There are several factors that determine the accuracy of sensory information. The quality of the information source is one and the health of the receiving sensory organ is another. The conduciveness of the medium of transmission is also a key factor. The way these three factors interact and compound is best illustrated through the example of listening to the radio. Thrown in this mix is the nature/nurture divide that adds complexity the problem of information acquisition. Nature plays a role in that the innate intelligence and modes of survival of the species (ex. carnivorous or herbivorous) determine the necessity for perceiving relative threats, opportunities, etc. In other words, the way animals are programmed to fight or flee and what to eat and what to shun determine their capacity for perceiving select information out of all the available data. Other factors such as health condition, age, etc all have a bearing on the efficiency and accuracy with which information is gathered through the senses. (Pomerantz, 2003)

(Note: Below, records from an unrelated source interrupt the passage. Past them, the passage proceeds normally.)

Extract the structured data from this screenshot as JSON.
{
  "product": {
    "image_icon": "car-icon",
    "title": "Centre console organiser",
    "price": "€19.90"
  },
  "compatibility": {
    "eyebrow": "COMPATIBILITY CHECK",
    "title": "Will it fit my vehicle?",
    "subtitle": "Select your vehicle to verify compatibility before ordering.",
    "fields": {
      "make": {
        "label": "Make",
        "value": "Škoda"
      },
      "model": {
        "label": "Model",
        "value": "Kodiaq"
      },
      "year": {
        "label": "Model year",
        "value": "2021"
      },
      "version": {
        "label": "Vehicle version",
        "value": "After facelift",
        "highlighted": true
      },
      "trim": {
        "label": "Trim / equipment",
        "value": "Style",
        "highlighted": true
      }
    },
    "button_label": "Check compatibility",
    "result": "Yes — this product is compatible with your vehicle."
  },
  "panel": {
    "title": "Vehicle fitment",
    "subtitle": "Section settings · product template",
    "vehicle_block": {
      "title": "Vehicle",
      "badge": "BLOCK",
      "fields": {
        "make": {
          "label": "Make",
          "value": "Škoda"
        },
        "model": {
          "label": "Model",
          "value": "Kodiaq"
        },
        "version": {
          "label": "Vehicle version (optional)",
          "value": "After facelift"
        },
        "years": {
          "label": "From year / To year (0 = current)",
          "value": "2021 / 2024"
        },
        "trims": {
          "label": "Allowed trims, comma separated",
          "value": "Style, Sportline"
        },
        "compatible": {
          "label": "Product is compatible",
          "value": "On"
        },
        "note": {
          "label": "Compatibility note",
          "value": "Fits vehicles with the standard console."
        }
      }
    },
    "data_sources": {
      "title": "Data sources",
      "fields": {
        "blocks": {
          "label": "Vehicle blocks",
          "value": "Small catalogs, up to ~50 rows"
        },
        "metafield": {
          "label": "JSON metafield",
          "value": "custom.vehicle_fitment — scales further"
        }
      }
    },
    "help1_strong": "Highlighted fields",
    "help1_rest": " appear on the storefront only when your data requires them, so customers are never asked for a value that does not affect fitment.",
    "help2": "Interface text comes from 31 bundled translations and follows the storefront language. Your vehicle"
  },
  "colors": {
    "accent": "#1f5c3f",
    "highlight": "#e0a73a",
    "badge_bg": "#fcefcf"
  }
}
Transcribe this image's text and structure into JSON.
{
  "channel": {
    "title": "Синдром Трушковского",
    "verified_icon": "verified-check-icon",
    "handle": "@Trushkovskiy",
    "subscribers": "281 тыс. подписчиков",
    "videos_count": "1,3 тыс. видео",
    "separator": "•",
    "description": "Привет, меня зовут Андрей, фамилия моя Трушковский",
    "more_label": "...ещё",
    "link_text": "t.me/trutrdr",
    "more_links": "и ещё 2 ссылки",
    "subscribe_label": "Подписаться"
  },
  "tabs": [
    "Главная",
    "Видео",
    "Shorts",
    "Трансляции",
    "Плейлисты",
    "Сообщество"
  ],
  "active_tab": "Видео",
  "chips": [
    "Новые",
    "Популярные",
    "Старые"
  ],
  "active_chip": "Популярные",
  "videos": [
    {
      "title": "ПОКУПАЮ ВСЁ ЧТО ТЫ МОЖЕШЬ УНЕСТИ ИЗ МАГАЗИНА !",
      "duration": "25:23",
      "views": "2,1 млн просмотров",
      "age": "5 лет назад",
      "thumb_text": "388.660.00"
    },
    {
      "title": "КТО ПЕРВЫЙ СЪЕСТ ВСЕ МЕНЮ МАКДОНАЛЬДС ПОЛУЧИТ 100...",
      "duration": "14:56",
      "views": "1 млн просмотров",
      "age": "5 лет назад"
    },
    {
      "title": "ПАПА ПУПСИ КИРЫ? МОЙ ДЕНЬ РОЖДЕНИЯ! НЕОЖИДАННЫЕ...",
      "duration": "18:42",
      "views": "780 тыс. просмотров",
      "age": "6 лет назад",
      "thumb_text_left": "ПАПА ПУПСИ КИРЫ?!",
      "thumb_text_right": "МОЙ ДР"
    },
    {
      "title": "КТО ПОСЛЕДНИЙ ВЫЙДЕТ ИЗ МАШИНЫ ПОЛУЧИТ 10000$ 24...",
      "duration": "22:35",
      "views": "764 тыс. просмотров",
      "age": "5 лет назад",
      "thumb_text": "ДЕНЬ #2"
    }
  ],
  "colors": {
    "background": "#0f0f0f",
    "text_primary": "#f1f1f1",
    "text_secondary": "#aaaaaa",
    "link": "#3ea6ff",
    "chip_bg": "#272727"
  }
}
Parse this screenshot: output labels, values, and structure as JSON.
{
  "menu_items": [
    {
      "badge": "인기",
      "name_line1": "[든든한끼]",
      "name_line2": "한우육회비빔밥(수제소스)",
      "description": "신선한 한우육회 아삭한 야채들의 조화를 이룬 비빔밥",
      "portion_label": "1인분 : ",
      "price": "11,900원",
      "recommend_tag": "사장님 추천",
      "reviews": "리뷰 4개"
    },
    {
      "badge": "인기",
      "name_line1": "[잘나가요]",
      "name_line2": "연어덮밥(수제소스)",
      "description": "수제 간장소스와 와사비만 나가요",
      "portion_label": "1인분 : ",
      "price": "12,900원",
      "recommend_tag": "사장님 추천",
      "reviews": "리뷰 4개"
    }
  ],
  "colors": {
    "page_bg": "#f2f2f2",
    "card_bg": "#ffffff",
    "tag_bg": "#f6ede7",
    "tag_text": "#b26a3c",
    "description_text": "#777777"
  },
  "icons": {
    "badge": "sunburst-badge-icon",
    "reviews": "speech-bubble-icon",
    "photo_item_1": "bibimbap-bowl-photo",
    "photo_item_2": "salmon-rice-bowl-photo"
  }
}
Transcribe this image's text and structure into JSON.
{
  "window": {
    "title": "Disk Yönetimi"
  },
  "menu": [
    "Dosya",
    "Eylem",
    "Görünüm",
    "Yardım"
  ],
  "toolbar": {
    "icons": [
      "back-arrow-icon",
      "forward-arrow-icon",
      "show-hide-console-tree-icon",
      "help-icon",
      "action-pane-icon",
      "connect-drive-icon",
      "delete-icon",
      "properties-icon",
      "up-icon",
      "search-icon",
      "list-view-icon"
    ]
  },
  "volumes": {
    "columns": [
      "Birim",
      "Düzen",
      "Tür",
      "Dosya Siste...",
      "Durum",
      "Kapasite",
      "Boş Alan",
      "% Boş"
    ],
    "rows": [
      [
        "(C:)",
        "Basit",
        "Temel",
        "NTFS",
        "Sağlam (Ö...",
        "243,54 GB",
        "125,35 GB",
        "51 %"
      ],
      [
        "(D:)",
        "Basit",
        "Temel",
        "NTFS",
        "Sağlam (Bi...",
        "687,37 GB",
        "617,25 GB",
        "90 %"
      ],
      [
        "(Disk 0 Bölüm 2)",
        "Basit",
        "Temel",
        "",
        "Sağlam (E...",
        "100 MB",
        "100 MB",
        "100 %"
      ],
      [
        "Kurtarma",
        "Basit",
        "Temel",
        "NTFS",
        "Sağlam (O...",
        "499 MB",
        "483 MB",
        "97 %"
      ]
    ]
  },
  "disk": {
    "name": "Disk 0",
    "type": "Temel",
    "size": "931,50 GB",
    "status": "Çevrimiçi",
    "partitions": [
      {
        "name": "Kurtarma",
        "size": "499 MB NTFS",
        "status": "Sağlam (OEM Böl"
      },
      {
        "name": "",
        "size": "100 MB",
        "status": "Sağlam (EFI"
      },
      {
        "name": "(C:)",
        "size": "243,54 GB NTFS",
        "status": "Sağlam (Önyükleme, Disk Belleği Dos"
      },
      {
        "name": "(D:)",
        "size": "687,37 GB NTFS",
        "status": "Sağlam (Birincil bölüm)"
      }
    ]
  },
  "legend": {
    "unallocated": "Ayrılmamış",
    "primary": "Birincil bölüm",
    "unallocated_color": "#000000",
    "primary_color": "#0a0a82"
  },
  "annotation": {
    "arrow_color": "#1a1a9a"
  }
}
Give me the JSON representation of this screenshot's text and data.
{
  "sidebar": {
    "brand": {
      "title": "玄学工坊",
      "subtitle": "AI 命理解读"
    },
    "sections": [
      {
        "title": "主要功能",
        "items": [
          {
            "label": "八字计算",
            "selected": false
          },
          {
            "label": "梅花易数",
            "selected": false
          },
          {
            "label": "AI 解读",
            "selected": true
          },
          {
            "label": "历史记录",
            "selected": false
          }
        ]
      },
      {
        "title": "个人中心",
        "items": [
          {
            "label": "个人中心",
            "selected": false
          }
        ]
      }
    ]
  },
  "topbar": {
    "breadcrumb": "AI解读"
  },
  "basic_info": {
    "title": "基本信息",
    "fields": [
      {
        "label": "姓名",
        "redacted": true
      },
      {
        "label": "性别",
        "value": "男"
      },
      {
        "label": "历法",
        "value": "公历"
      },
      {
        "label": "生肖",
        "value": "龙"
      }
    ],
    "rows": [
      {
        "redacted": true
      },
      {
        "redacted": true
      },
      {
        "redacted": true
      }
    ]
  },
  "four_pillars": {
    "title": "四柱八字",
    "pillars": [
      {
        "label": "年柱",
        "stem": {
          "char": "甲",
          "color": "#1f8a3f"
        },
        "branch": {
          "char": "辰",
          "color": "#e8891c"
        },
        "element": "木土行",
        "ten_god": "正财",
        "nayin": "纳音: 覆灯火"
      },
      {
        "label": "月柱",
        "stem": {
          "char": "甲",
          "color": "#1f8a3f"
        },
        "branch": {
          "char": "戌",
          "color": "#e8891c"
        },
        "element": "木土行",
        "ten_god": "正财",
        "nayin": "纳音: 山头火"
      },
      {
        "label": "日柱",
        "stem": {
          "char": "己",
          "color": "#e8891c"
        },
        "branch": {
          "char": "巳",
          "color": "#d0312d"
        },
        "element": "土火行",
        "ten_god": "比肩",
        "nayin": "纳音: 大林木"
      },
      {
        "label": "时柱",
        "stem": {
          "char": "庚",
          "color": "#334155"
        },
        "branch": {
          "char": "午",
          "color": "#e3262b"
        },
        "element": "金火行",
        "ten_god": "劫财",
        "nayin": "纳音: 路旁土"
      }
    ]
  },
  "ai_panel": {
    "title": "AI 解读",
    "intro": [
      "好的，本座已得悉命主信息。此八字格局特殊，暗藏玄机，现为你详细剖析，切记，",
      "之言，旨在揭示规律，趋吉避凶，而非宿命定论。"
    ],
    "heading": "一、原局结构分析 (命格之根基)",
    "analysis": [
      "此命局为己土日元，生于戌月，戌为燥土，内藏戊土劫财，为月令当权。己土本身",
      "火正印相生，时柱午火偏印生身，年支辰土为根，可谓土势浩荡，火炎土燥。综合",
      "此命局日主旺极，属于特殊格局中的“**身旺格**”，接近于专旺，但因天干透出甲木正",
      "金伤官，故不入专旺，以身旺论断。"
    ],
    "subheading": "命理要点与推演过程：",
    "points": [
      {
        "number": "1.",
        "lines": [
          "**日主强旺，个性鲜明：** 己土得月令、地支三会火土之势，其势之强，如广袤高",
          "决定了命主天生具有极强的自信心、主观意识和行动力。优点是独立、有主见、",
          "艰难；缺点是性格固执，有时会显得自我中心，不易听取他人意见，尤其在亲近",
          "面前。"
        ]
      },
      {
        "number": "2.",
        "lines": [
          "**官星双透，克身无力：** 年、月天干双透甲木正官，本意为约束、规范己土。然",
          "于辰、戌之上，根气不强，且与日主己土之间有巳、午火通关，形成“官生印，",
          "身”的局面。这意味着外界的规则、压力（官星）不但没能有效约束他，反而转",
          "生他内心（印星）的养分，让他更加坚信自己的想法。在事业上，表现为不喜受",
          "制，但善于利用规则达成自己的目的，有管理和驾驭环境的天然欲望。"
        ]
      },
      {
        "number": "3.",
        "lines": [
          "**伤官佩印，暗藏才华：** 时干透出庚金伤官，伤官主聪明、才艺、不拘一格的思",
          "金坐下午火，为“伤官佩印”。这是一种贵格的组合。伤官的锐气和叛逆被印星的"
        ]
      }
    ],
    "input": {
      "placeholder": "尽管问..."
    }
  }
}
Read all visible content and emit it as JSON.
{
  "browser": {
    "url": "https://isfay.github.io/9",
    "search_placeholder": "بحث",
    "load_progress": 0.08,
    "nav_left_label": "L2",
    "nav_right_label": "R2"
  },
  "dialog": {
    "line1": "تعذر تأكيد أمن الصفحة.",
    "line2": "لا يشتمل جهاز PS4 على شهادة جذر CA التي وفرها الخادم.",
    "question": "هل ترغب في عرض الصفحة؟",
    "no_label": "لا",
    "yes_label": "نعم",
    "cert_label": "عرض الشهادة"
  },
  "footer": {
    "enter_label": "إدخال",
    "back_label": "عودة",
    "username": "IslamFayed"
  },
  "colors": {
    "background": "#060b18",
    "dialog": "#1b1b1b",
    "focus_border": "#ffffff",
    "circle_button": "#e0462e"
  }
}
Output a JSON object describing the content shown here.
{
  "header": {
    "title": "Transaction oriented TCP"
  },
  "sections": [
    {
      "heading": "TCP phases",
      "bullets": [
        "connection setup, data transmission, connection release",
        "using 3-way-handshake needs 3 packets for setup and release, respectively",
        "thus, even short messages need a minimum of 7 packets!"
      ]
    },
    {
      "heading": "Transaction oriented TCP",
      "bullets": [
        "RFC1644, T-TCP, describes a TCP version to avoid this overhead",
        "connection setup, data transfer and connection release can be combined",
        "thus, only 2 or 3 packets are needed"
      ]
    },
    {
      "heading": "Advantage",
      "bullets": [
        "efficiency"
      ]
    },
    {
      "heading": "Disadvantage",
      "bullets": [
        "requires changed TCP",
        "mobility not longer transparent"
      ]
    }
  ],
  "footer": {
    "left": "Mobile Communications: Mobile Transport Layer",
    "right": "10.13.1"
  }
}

Philosophers since ancient times have grappled with the nature, scope and veracity of human knowledge. In fact, the philosophical discipline of epistemology concerns itself wholly to answering such questions. Epistemologists generally agree that human knowledge is largely a product of human sensory capabilities. In other words, our capacity for knowledge is limited by the range and depth of our sense faculties in receiving and interpreting data. Thus, understanding the roles of nature and nurture are essential to the epistemological analysis. To the extent that human beings are a product of a long line of evolutionary adaptation, our DNA and the basic imperatives for the survival of our genes (the building blocks of DNA) dictate and define meaning. Hence, from the point of view of our species, knowledge has an evolutionary role, namely that of survival. Perhaps our sensory perceptions can only reach thus far and may never fetch the ‘absolute truth’, if ever there is such a concept. (Goldstein, 2009)
When one ventures beyond the merely scientific and into the world of spirituality and mysticism, one is informed of the ‘illusionary’ nature of human sensory perception. For example, according to the Buddhist view on sensory perception, what we see, hear, etc are a result of conditioning (both as a result of nature and nurture) and thereby skewered. The Buddhist view claims that ‘absolute truth’ is to be discerned as a result of sensory suspension and de-conditioning – say, as it happens during a meditation session. The nature of this ‘absolute truth’ is universal and not merely limited to human sensory capacities. Hence, merely depending on sensory perception to ascertain facts is hazardous to self and society.
Goldstein, E. Bruce (13 February 2009). Sensation and perception. Cengage Learning.ISBN 978-0-495-60149-4. Retrieved 26 March 2011
Pomerantz, James R. (2003): “Perception: Overview”. In: Lynn Nadel (Ed.), Encyclopedia of Cognitive Science, Vol. 3, London: Nature Publishing Group, pp. 527–537